Work request:
Go line by line through the data below and work out how many lines contain "Observational"; the answer is that number alone.

### Extracted material ###

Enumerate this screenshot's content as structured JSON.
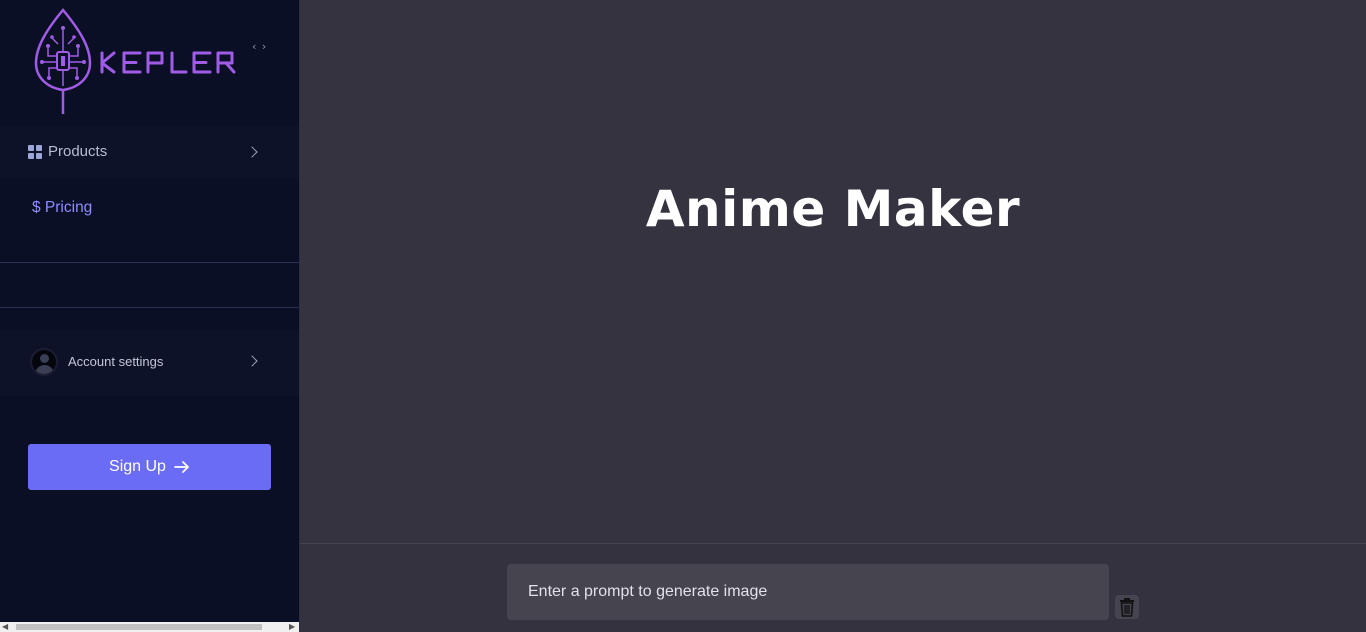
{
  "brand": {
    "name": "KEPLER",
    "logo_icon": "circuit-leaf-logo",
    "accent": "#a05ce6"
  },
  "sidebar": {
    "collapse_toggle": "‹ ›",
    "items": [
      {
        "label": "Products",
        "icon": "grid-icon"
      },
      {
        "label": "$ Pricing",
        "icon": "dollar-icon"
      }
    ],
    "account": {
      "label": "Account settings",
      "icon": "avatar-icon"
    },
    "signup": {
      "label": "Sign Up",
      "icon": "arrow-right-icon",
      "color": "#6a6cf6"
    }
  },
  "main": {
    "title": "Anime Maker",
    "prompt": {
      "placeholder": "Enter a prompt to generate image",
      "value": ""
    },
    "trash_icon": "trash-icon"
  },
  "colors": {
    "sidebar_bg": "#0b0f26",
    "main_bg": "#34333f",
    "pricing_text": "#8e8cff"
  }
}
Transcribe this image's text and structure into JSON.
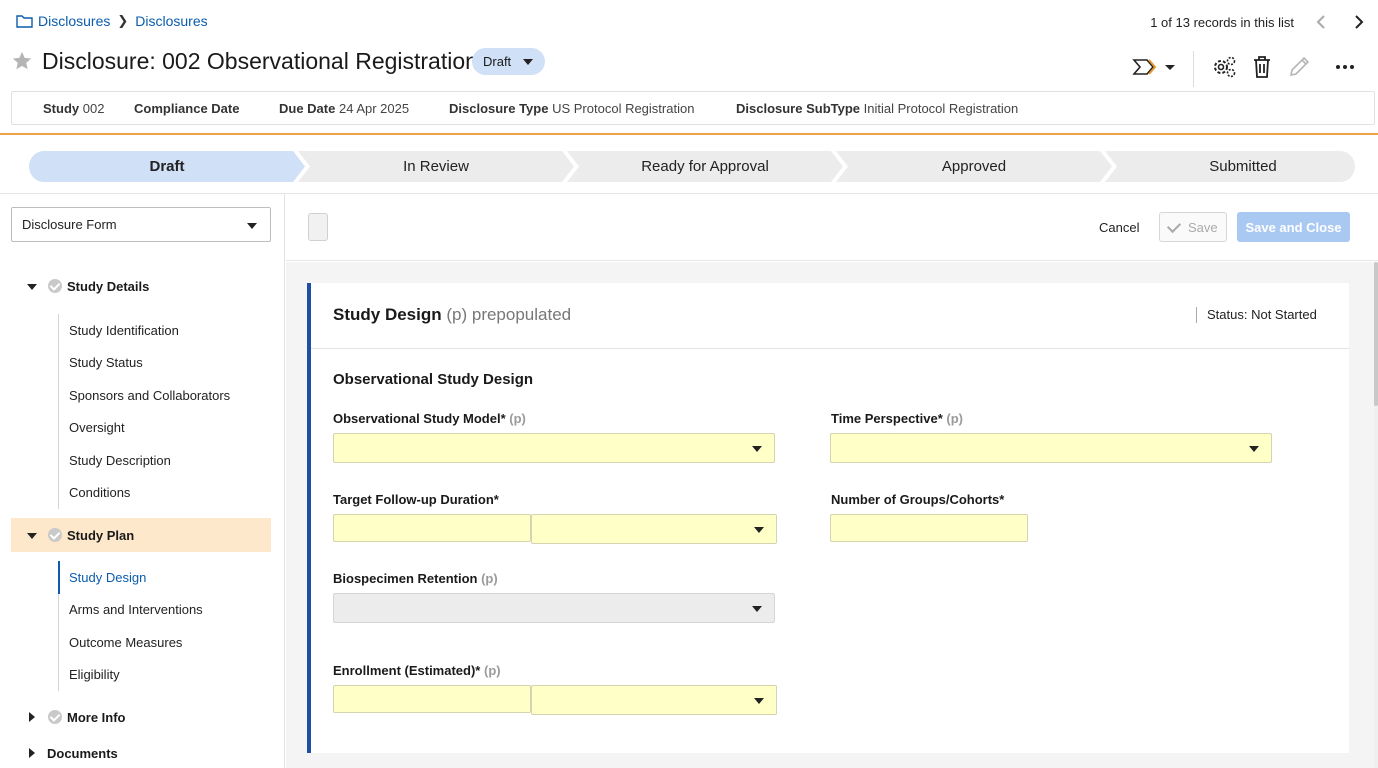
{
  "breadcrumb": {
    "items": [
      "Disclosures",
      "Disclosures"
    ]
  },
  "records": {
    "text": "1 of 13 records in this list"
  },
  "header": {
    "title": "Disclosure: 002 Observational Registration",
    "status": "Draft"
  },
  "info": {
    "study_label": "Study",
    "study_value": "002",
    "compliance_label": "Compliance Date",
    "compliance_value": "",
    "due_label": "Due Date",
    "due_value": "24 Apr 2025",
    "type_label": "Disclosure Type",
    "type_value": "US Protocol Registration",
    "subtype_label": "Disclosure SubType",
    "subtype_value": "Initial Protocol Registration"
  },
  "stepper": {
    "steps": [
      "Draft",
      "In Review",
      "Ready for Approval",
      "Approved",
      "Submitted"
    ],
    "active_index": 0,
    "active_color": "#cfe0f7",
    "inactive_color": "#ececec"
  },
  "sidebar": {
    "form_select": "Disclosure Form",
    "sections": [
      {
        "label": "Study Details",
        "items": [
          "Study Identification",
          "Study Status",
          "Sponsors and Collaborators",
          "Oversight",
          "Study Description",
          "Conditions"
        ]
      },
      {
        "label": "Study Plan",
        "items": [
          "Study Design",
          "Arms and Interventions",
          "Outcome Measures",
          "Eligibility"
        ]
      },
      {
        "label": "More Info",
        "items": []
      },
      {
        "label": "Documents",
        "items": []
      }
    ],
    "active_item": "Study Design"
  },
  "actions": {
    "cancel": "Cancel",
    "save": "Save",
    "save_close": "Save and Close"
  },
  "card": {
    "title": "Study Design",
    "title_suffix": "(p) prepopulated",
    "status": "Status: Not Started",
    "subtitle": "Observational Study Design",
    "fields": {
      "obs_model": {
        "label": "Observational Study Model*",
        "suffix": "(p)",
        "value": ""
      },
      "time_perspective": {
        "label": "Time Perspective*",
        "suffix": "(p)",
        "value": ""
      },
      "followup": {
        "label": "Target Follow-up Duration*",
        "value": "",
        "unit": ""
      },
      "groups": {
        "label": "Number of Groups/Cohorts*",
        "value": ""
      },
      "biospecimen": {
        "label": "Biospecimen Retention",
        "suffix": "(p)",
        "value": ""
      },
      "enrollment": {
        "label": "Enrollment (Estimated)*",
        "suffix": "(p)",
        "value": "",
        "unit": ""
      }
    }
  },
  "colors": {
    "accent": "#0b5cad",
    "orange_rule": "#f0a04b",
    "required_field": "#ffffc8",
    "card_border": "#1f4fa3",
    "highlight_section": "#fde8cc"
  }
}
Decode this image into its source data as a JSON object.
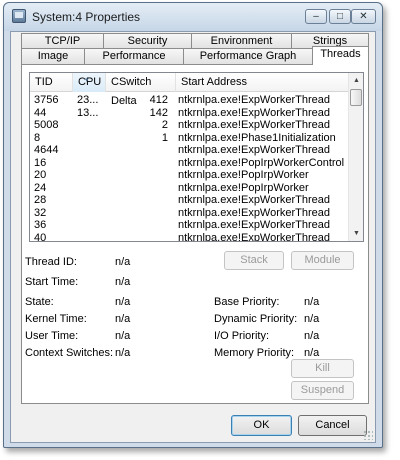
{
  "window": {
    "title": "System:4 Properties"
  },
  "title_buttons": {
    "minimize": "–",
    "maximize": "□",
    "close": "✕"
  },
  "tabs": {
    "row1": [
      "TCP/IP",
      "Security",
      "Environment",
      "Strings"
    ],
    "row2": [
      "Image",
      "Performance",
      "Performance Graph",
      "Threads"
    ],
    "active": "Threads"
  },
  "threads_list": {
    "columns": [
      "TID",
      "CPU",
      "CSwitch Delta",
      "Start Address"
    ],
    "sorted_column": "CPU",
    "rows": [
      [
        "3756",
        "23...",
        "412",
        "ntkrnlpa.exe!ExpWorkerThread"
      ],
      [
        "44",
        "13...",
        "142",
        "ntkrnlpa.exe!ExpWorkerThread"
      ],
      [
        "5008",
        "",
        "2",
        "ntkrnlpa.exe!ExpWorkerThread"
      ],
      [
        "8",
        "",
        "1",
        "ntkrnlpa.exe!Phase1Initialization"
      ],
      [
        "4644",
        "",
        "",
        "ntkrnlpa.exe!ExpWorkerThread"
      ],
      [
        "16",
        "",
        "",
        "ntkrnlpa.exe!PopIrpWorkerControl"
      ],
      [
        "20",
        "",
        "",
        "ntkrnlpa.exe!PopIrpWorker"
      ],
      [
        "24",
        "",
        "",
        "ntkrnlpa.exe!PopIrpWorker"
      ],
      [
        "28",
        "",
        "",
        "ntkrnlpa.exe!ExpWorkerThread"
      ],
      [
        "32",
        "",
        "",
        "ntkrnlpa.exe!ExpWorkerThread"
      ],
      [
        "36",
        "",
        "",
        "ntkrnlpa.exe!ExpWorkerThread"
      ],
      [
        "40",
        "",
        "",
        "ntkrnlpa.exe!ExpWorkerThread"
      ]
    ]
  },
  "buttons": {
    "stack": "Stack",
    "module": "Module",
    "kill": "Kill",
    "suspend": "Suspend"
  },
  "details_left": [
    {
      "label": "Thread ID:",
      "value": "n/a"
    },
    {
      "label": "Start Time:",
      "value": "n/a"
    },
    {
      "label": "State:",
      "value": "n/a"
    },
    {
      "label": "Kernel Time:",
      "value": "n/a"
    },
    {
      "label": "User Time:",
      "value": "n/a"
    },
    {
      "label": "Context Switches:",
      "value": "n/a"
    }
  ],
  "details_right": [
    {
      "label": "Base Priority:",
      "value": "n/a"
    },
    {
      "label": "Dynamic Priority:",
      "value": "n/a"
    },
    {
      "label": "I/O Priority:",
      "value": "n/a"
    },
    {
      "label": "Memory Priority:",
      "value": "n/a"
    }
  ],
  "dialog_buttons": {
    "ok": "OK",
    "cancel": "Cancel"
  }
}
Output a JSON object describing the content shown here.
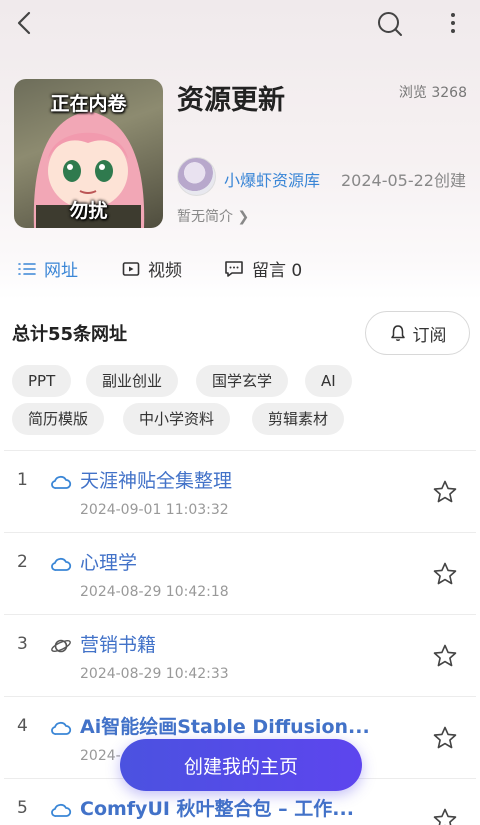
{
  "header": {
    "back_icon": "back-arrow-icon",
    "search_icon": "search-icon",
    "more_icon": "more-vertical-icon"
  },
  "cover": {
    "overlay_top": "正在内卷",
    "overlay_bottom": "勿扰"
  },
  "title": "资源更新",
  "views": "浏览 3268",
  "author": {
    "name": "小爆虾资源库"
  },
  "created": "2024-05-22创建",
  "intro": "暂无简介",
  "tabs": [
    {
      "label": "网址",
      "icon": "list-icon",
      "active": true
    },
    {
      "label": "视频",
      "icon": "video-icon",
      "active": false
    },
    {
      "label": "留言 0",
      "icon": "comment-icon",
      "active": false
    }
  ],
  "summary": "总计55条网址",
  "subscribe_label": "订阅",
  "chips": [
    "PPT",
    "副业创业",
    "国学玄学",
    "AI",
    "简历模版",
    "中小学资料",
    "剪辑素材"
  ],
  "items": [
    {
      "num": "1",
      "title": "天涯神贴全集整理",
      "date": "2024-09-01 11:03:32",
      "icon": "cloud-icon",
      "bold": false
    },
    {
      "num": "2",
      "title": "心理学",
      "date": "2024-08-29 10:42:18",
      "icon": "cloud-icon",
      "bold": false
    },
    {
      "num": "3",
      "title": "营销书籍",
      "date": "2024-08-29 10:42:33",
      "icon": "planet-icon",
      "bold": false
    },
    {
      "num": "4",
      "title": "Ai智能绘画Stable Diffusion...",
      "date": "2024-",
      "icon": "cloud-icon",
      "bold": true
    },
    {
      "num": "5",
      "title": "ComfyUI 秋叶整合包 – 工作...",
      "date": "",
      "icon": "cloud-icon",
      "bold": true
    }
  ],
  "cta_label": "创建我的主页",
  "colors": {
    "accent": "#3a86d6",
    "link": "#4272c8",
    "cta": "#5548e8"
  }
}
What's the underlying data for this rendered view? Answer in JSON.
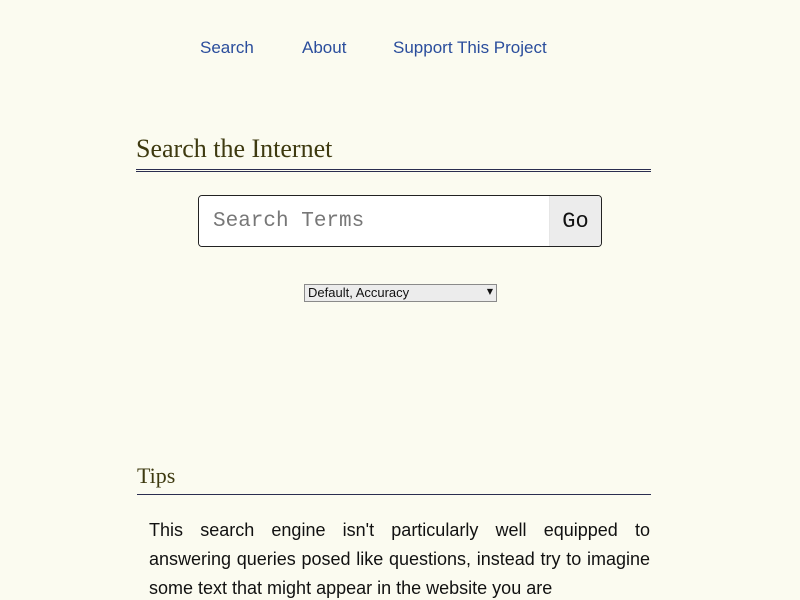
{
  "nav": {
    "items": [
      {
        "label": "Search"
      },
      {
        "label": "About"
      },
      {
        "label": "Support This Project"
      }
    ],
    "link_color": "#2a4d9c"
  },
  "search_section": {
    "heading": "Search the Internet",
    "input_placeholder": "Search Terms",
    "input_value": "",
    "go_label": "Go",
    "mode_select": {
      "selected": "Default, Accuracy"
    }
  },
  "tips_section": {
    "heading": "Tips",
    "text": "This search engine isn't particularly well equipped to answering queries posed like questions, instead try to imagine some text that might appear in the website you are"
  },
  "colors": {
    "background": "#fbfbf0",
    "heading": "#3e3a10",
    "rule": "#2a2d50"
  }
}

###

Expected answer:
3